    The modern research university really doesn’t benefit undergraduates — you don’t learn much in a 500-student lecture hall and even less from an International TA who isn’t able to speak coherent English. Nor does it really benefit those graduate students who wish to become professors as they are taught how to research, not teach — and research a very esoteric aspect of the broad field they really need to know if they are to competently teach it.

    Instead of being focused outward, on conveying knowledge out to the hinterlands, the modern research university is focused inward. It’s focused on itself and the research largess (and the “Overhead”) — with lots of people doing quite well spending it. Why should we bother producing research combating multiculturalism, radical feminism, identity studies, the diversity doctrine, the idealization of victimhood, socialism, sustainability, and postmodernism when we can summarize all of it with just one eight-letter word, the more polite version of which is “steer manure”…

    We need to worry about teaching — like the fledgling trucking companies that drove the mighty railroads into bankruptcy, if we focus on pedagogy and curriculum we can drive these bloated ivory gulags into bankruptcy as well.

  5. There is one glaring omission in your analysis. Any such institution would have to completely eschew government funding. A truly conservative university would be funded totally by private donations and tuitions, thus freeing it from government regulations. This is a limiting factor, as Hillsdale College has found. Privately fund several billion dollars, and a conservative university is feasible.
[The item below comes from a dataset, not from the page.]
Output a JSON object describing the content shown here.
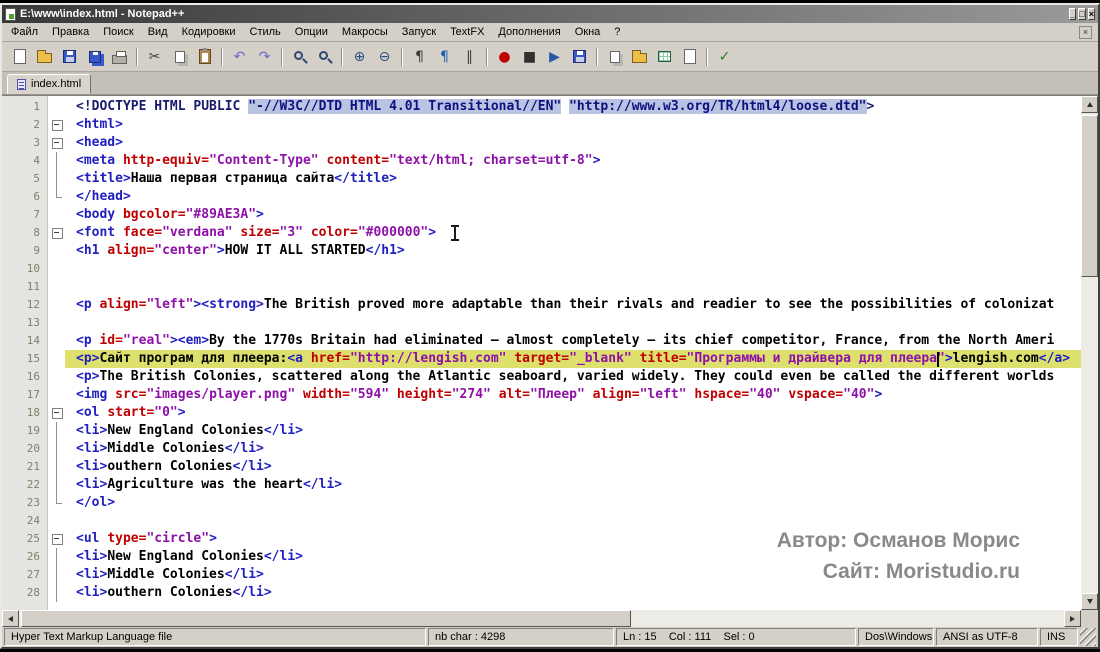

  6. Oral Roberts University, Regent University, and Liberty University were all launched with the vision you describe, but all have fallen well short of the mark. It would be interesting to explore why and how they fell short, and how those flaws could be remedied in a new effort.

    Founding a rival to the leading universities is akin to founding a social media platform to rival Facebook — everyone wants to be where everyone else already is.

  7. The best feature of the essay by Frederick Hess and Brendan Bell is their attempt to actually estimate costs for establishing a new university. Unfortunately, neither they, nor the commenters here, have articulated any positive vision for such an enterprise: they are concerned with resisting the current cultural consensus. That is an ongoing concern, but an insufficient foundation for a new academic institution.

  8. Yes it can be done, and along with it you will have to establish some new academic journals if you are going to continue to hew to the publish-or-perish regime. You will also have to eliminate tenure, so that you can terminate any professor who veers off into post-gender studies or such like. You will have to constitutionally limit the size and composition of the administration. And instead of directly addressing the prevailing leftist nonsense, you will have to merely proceed as if that did not exist or did not matter. Your admission standards will have to be very high–probably administer your own entrance exams–and probably you will have to offer merit scholarships in some abundance in the early years. You will have to establish a core curriculum consisting of history, literature, philosophy and language (Greek or Latin, plus one Romance language or German) that all students must master. Probably a good idea if it is a 2-year curriculum, following which the last 2 years can be all electives. You will have to be willing to fail students out. It should probably begin only as a college, not a university (or maybe a university with a number of different colleges (you could name one after Clarence Thomas, another after Thomas Sowell, as a nod to the fact that merit spans all races)). After 10 years, then add a handful of graduate programs. It will take 50 years, but once it becomes clear that only the real “best and brightest” are admitted and kept, that the standards are high and not subject to dilution in the name of whatever leftist deities then rule, it will achieve its desired effect. Which effect ought not necessarily to be the presentation of a conservative dogma or doctrine, but an upholding of the highest standards of the classical Western canon and episteme.

Leave a Reply

Your email address will not be published. Required fields are marked *